Nov 24, 2014
Samsung has come along way with regards to Android OS. The reception of its first forays were somewhat mixed, even up until the the galaxy line appeared on the scene. Back then, there was a different king of Android, and Android, believe it or not, was the underdog.
But then, seemingly overnight, Samsung struck gold. How in the world did the the company rebound from early missteps to create a platform fiefdom? Well, look at what is did.
It landed a modest hit with the Galaxy S2. The S3 lifted the device maker to stratospheric levels; Samsung was smart enough to ensure model variants were available on all networks, unlike the competition, which had devices on limited networks.

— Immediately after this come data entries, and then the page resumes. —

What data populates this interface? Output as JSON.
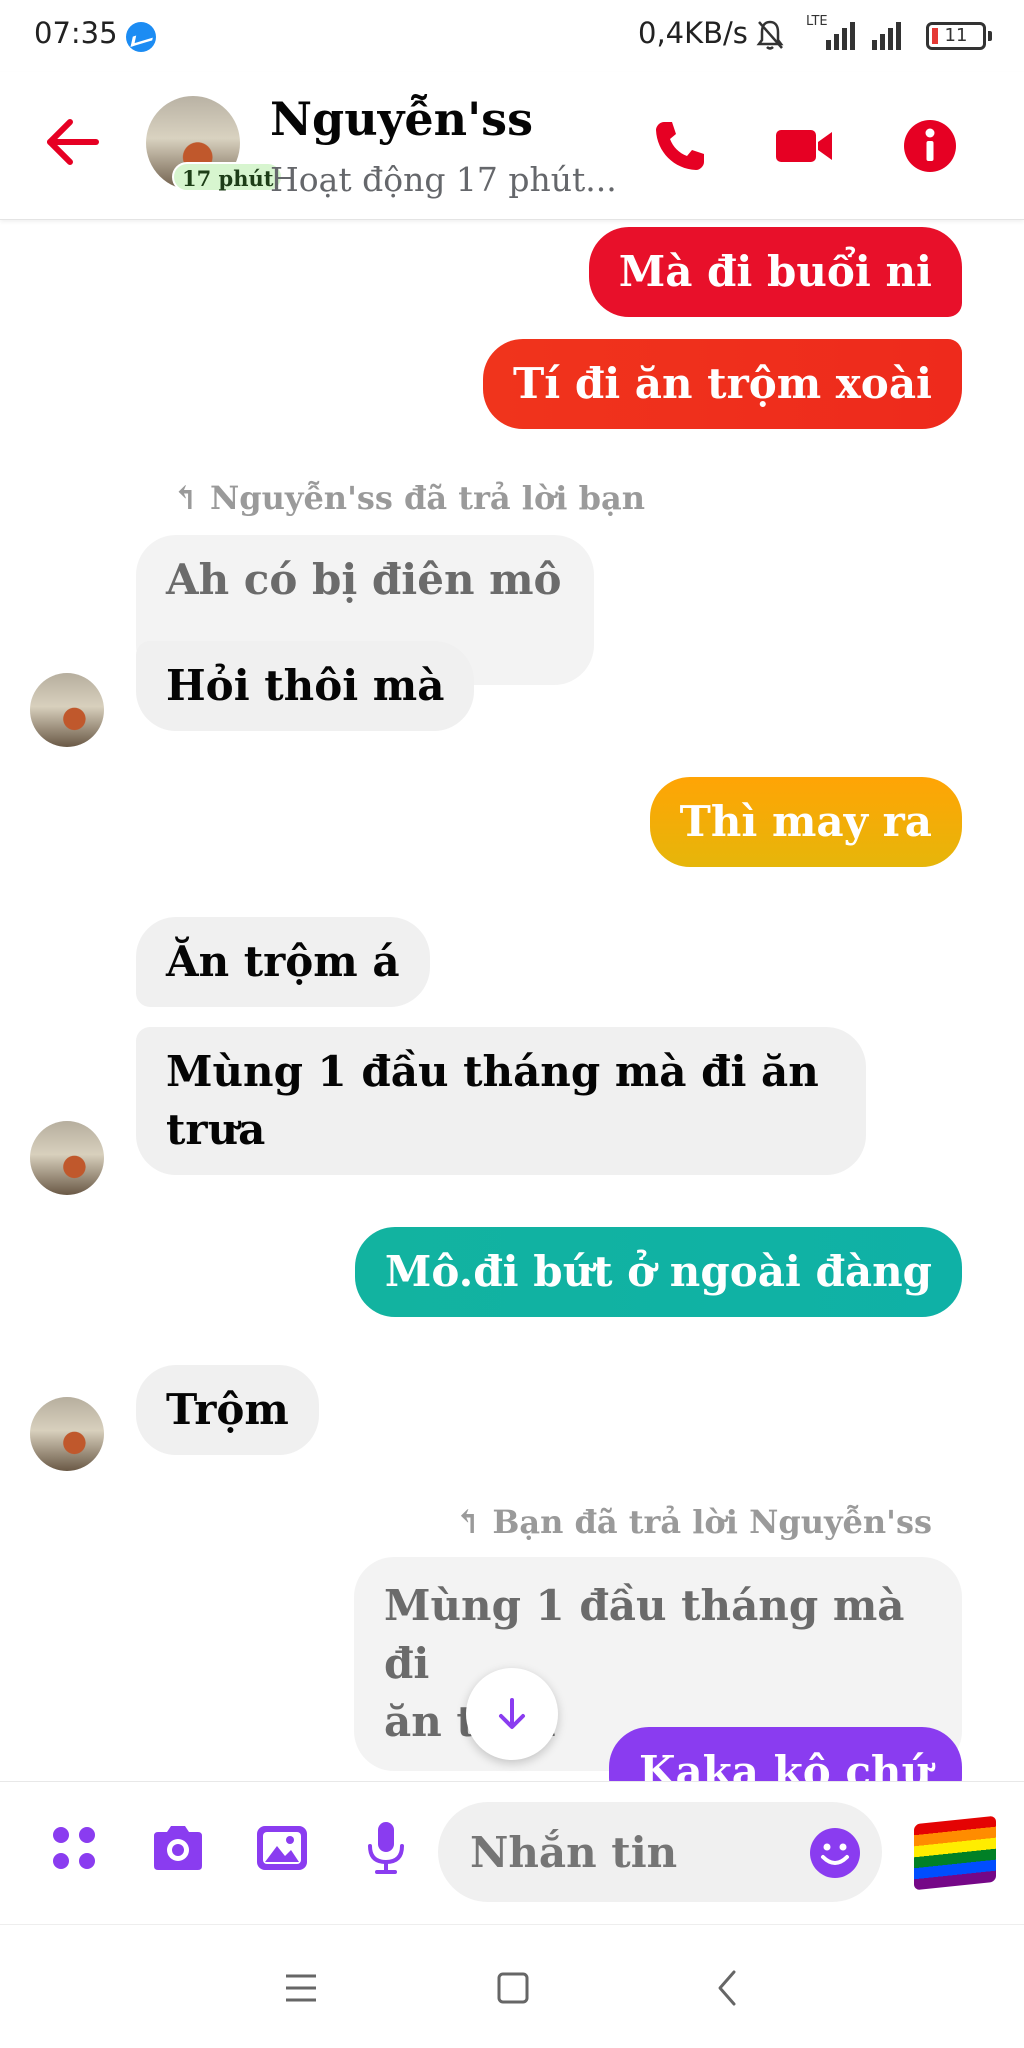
{
  "status_bar": {
    "time": "07:35",
    "network_speed": "0,4KB/s",
    "network_type": "LTE",
    "battery": "11",
    "icons": [
      "messenger-icon",
      "mute-icon",
      "signal-icon",
      "battery-icon"
    ]
  },
  "header": {
    "name": "Nguyễn'ss",
    "active_badge": "17 phút",
    "status": "Hoạt động 17 phút...",
    "icons": [
      "back-arrow-icon",
      "phone-icon",
      "video-icon",
      "info-icon"
    ],
    "accent_color": "#e60023"
  },
  "messages": [
    {
      "type": "outgoing",
      "text": "Mà đi buổi ni",
      "color": "#e8102a"
    },
    {
      "type": "outgoing",
      "text": "Tí đi ăn trộm xoài",
      "color": "#f0341c"
    },
    {
      "type": "reply_note",
      "text": "Nguyễn'ss đã trả lời bạn"
    },
    {
      "type": "quoted",
      "text": "Ah có bị điên mô"
    },
    {
      "type": "incoming",
      "text": "Hỏi thôi mà"
    },
    {
      "type": "outgoing",
      "text": "Thì may ra",
      "color": "#f3a100"
    },
    {
      "type": "incoming",
      "text": "Ăn trộm á"
    },
    {
      "type": "incoming",
      "text": "Mùng 1 đầu tháng mà đi ăn",
      "text2": "trưa"
    },
    {
      "type": "outgoing",
      "text": "Mô.đi bứt  ở ngoài đàng",
      "color": "#12b3a0"
    },
    {
      "type": "incoming",
      "text": "Trộm"
    },
    {
      "type": "reply_note",
      "text": "Bạn đã trả lời Nguyễn'ss"
    },
    {
      "type": "quoted",
      "text": "Mùng 1 đầu tháng mà đi",
      "text2": "ăn trưa"
    },
    {
      "type": "outgoing",
      "text": "Kaka kô chứ",
      "color": "#8a3cf0"
    }
  ],
  "composer": {
    "placeholder": "Nhắn tin",
    "icons": [
      "apps-icon",
      "camera-icon",
      "gallery-icon",
      "microphone-icon",
      "emoji-icon",
      "rainbow-flag-icon"
    ],
    "accent_color": "#8a3cf0"
  },
  "navbar": {
    "icons": [
      "menu-icon",
      "home-icon",
      "back-icon"
    ]
  }
}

The S4 continued the tradition, and the latest flagship, the Samsung Galaxy S5 arrived looking to maintain the status as the Big Man on Android’s Campus. The S5 probably best shows how the Korean device maker manages to stay atop a crowded mountain.
We had a chance to look formally look at a Samsung provided unit on Sprint’s network. By now, most of the specs are known, but this doesn’t prevent one from enjoying the personal reveal. It rocks a 5.1 Super AMOLED screen on a 5.59 x 2.85 x 0.32 polycarbonate body that weighs 5.11 oz. The edges are slightly (dare I say?) rounded, with the white finish braced occasionally with metallic-looking accents around the ports. It sorts a 2MP camera on the front and a 16 MP one on the back. On the bottom front bezel, the ubiquitous home button resides, flanked by a new capacitive recent apps button on the left and the back button to the right. The micro-USB port is centered on the bottom, and is notably covered, which hints at the limited waterproof functionality. There’s LED, speaker grills, and audio jack at the top, and the volume rocker is on the left while the on button is on the right.
Internally, we get a variable Quad-core chip, and beside the usual sensors (accelerometer, proximity, etc), we get a heart rate monitor. Wi-Fi, Bluetooth, NFC, GPS, infrared: check.
The screen is addictive; turning it on is a pleasure. It comes with skinned Android 4.4.2, and had all the basics with regards to Google Apps. Touchwiz is a bit more palatable in this iteration, but there is a fair amount of bloat included; still, the S Health feature is a pleasant feature I enjoyed exploring.
Performance-wise, the S5 lived up to expectations, with smooth performance and no lag.
And there you have it. Samsung just does it. It created a product line that is nimble and familiar at the same time; standard base core with the Apple-esque yearly refresh. It pretty much has its own store, and somehow, even TouchWhiz feels less annoying over time. Couple all this with Samsung’s propensity to provide devices and accessories in practically every conceivable product category, it’s easy to invest in its system.
Bottom line? Samsung makes itself relevant to everyday consumers.